I have a strong preference for participative approaches.  I do so both on ideological and pragmatic grounds.  Ideological, because that's my preferred position.  It's a personal ideology.  Pragmatic because the action research is intended to help people change.  It makes pragmatic sense to involve them deeply and directly.

But I don't understand why participation should be a necessity.  Why not match the extent of participation to the purpose of the research?

I have been more vehemently criticised for this view than for any other view I've offered about action research.

Another of my interests is evaluation.  The evaluation methodology I use is action research.  Almost always I do it participatively.  And I have been criticised occasionally for that.  It appears that in some (not all) evaluation circles, the conventional mythology is that non-participation is "better" than participation.

Interesting? I think so.

Do you think it could be that we are guided by the labels "action research" or "evaluation"? Do we allow the labels to function as a substitute for thought?




Copyright Bob Dick 1998-2000.  May be copied if it is not included in any
material sold at a profit, and this and the following notice are shown

This may be cited as:   Bob Dick (1998) Participation (1).  Occasional
pieces in action research methodology, # 1.  Available online
at http://www.scu.edu.au/schools/gcm/ar/arm/op000.html

Version 1.2;  last modified 20000101

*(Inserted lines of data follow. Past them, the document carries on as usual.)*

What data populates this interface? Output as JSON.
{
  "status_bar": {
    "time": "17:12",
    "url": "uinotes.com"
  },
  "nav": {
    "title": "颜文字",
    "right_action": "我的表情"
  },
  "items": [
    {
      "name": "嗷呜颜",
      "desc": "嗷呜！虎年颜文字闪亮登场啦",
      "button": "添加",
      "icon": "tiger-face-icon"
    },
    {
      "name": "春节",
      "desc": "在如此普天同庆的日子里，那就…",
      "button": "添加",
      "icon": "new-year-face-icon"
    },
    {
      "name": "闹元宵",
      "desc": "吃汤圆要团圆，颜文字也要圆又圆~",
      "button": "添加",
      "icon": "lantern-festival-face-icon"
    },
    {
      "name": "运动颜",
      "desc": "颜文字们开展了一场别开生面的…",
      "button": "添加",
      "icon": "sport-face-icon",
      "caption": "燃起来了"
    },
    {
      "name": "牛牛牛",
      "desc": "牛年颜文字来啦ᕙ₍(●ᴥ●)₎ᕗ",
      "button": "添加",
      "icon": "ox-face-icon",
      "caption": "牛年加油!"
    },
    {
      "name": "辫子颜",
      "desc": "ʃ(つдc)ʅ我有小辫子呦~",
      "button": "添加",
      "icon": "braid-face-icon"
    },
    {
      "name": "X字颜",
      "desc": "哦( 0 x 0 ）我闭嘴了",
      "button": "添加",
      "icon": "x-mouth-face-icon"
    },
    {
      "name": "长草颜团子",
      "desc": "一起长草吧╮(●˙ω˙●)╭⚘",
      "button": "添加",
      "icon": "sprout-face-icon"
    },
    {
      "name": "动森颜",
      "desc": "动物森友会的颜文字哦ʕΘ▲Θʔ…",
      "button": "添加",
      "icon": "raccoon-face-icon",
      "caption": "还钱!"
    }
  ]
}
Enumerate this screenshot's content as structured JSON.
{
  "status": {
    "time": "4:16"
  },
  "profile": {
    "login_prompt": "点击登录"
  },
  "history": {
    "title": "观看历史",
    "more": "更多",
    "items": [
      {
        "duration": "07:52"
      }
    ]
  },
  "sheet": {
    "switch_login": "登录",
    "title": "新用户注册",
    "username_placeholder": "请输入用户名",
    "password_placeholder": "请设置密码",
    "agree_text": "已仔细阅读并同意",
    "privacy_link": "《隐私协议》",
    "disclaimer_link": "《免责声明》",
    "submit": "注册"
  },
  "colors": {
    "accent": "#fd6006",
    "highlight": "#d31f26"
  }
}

These "occasional pieces" form part of a substantial action research site at
Southern Cross University.  To access the "front page" of the site, click